- _WORK TO COMPLETE_:
Look through the entries below and return all lines including the word "this".
*** Opening of MATERIAL SHOWN ***
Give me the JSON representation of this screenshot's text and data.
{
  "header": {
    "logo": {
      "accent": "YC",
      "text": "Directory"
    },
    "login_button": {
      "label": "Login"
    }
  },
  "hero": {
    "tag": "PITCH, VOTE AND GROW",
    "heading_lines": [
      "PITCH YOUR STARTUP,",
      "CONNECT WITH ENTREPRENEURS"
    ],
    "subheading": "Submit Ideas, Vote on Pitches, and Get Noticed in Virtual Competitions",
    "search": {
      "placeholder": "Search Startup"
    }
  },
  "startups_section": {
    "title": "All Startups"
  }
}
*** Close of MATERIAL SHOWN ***
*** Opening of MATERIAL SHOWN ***
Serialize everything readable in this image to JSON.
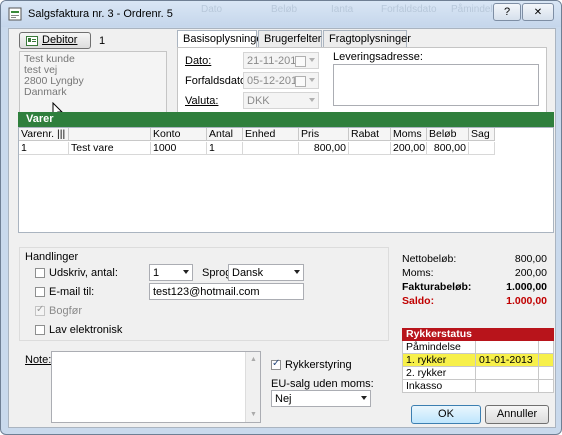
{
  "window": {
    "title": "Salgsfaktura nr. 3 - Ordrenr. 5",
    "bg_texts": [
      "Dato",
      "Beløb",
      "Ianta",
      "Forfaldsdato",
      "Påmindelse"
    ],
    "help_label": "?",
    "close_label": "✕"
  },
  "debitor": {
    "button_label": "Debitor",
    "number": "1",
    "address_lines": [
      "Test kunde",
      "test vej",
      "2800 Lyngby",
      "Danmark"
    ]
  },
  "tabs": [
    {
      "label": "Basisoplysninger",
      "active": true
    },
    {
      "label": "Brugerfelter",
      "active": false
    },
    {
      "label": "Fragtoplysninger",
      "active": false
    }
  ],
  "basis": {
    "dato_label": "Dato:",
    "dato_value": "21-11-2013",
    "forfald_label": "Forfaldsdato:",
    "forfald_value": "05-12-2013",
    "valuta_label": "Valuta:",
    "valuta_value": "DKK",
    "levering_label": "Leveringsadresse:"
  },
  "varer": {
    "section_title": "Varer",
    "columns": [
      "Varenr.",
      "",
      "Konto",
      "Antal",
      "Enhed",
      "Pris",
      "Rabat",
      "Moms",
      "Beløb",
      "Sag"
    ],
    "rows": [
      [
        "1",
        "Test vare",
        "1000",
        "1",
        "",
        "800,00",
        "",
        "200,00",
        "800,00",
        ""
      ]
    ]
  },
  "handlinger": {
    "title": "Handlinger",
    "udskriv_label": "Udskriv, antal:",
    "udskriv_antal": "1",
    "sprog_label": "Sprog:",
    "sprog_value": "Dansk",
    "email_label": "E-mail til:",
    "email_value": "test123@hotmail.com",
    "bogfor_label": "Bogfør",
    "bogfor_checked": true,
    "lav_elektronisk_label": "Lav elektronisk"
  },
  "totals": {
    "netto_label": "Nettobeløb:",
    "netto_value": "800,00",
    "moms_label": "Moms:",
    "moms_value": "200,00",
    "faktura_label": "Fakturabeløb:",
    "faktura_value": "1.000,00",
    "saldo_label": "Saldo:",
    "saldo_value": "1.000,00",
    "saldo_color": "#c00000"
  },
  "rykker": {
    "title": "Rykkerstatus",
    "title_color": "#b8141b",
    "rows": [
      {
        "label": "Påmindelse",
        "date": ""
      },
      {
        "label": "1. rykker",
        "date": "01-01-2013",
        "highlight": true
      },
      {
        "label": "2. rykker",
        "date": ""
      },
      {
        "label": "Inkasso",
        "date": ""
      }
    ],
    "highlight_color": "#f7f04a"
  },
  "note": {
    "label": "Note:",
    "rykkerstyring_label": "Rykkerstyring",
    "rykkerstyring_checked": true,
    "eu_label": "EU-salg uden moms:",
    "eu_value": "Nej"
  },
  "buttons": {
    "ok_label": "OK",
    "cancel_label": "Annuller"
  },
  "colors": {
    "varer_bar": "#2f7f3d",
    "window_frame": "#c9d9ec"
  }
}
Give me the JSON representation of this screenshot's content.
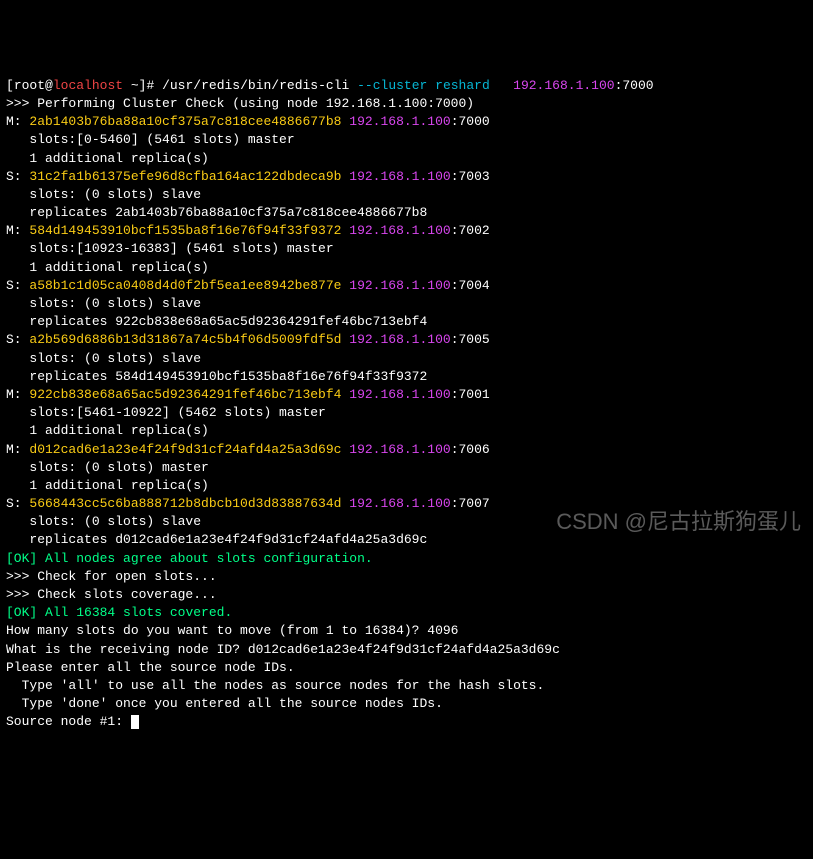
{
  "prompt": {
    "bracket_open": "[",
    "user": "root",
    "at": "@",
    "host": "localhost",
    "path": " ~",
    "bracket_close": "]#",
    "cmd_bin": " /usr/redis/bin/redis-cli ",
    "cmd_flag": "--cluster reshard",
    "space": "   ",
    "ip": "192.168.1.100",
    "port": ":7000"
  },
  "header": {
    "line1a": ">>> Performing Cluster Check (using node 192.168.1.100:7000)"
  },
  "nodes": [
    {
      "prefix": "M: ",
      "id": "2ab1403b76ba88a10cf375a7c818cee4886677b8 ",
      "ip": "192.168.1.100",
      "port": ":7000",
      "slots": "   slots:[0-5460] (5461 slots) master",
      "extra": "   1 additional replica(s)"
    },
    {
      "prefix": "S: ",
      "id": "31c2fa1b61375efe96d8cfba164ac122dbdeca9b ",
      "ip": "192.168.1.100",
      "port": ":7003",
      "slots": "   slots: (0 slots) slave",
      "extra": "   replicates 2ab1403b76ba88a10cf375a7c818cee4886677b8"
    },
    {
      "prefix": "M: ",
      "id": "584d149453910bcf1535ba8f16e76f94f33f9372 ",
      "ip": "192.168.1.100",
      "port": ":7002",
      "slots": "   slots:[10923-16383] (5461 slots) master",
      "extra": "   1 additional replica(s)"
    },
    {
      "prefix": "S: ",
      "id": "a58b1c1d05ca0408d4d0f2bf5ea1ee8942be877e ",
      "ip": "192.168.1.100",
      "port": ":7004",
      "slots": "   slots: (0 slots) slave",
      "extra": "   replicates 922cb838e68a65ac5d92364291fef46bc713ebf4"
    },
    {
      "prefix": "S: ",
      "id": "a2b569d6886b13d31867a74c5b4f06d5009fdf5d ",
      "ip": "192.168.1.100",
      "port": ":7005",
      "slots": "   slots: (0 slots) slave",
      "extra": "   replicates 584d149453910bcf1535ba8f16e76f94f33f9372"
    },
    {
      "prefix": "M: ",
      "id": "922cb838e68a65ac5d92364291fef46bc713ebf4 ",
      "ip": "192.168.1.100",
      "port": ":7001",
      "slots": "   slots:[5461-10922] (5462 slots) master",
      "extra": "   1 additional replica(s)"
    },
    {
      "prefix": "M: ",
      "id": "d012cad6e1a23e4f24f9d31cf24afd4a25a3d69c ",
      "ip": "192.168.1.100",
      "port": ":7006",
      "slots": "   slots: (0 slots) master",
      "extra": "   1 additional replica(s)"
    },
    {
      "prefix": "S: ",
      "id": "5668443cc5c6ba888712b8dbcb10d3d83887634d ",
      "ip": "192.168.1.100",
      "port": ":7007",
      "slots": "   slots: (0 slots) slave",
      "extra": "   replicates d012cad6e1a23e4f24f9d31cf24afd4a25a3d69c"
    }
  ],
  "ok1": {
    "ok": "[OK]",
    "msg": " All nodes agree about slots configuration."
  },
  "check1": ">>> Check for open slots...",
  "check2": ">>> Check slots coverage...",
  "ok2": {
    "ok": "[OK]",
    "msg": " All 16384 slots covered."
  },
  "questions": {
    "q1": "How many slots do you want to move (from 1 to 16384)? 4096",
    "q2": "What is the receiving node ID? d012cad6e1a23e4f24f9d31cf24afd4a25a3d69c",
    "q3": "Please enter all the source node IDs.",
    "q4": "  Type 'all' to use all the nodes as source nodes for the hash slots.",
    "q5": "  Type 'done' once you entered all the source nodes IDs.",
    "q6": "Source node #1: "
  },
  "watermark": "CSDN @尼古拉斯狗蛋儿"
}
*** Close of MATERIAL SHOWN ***
- _RESULT_:
Give me the JSON representation of this screenshot's text and data.
Serialize everything readable in this image to JSON.
Give me the JSON representation of this screenshot's content.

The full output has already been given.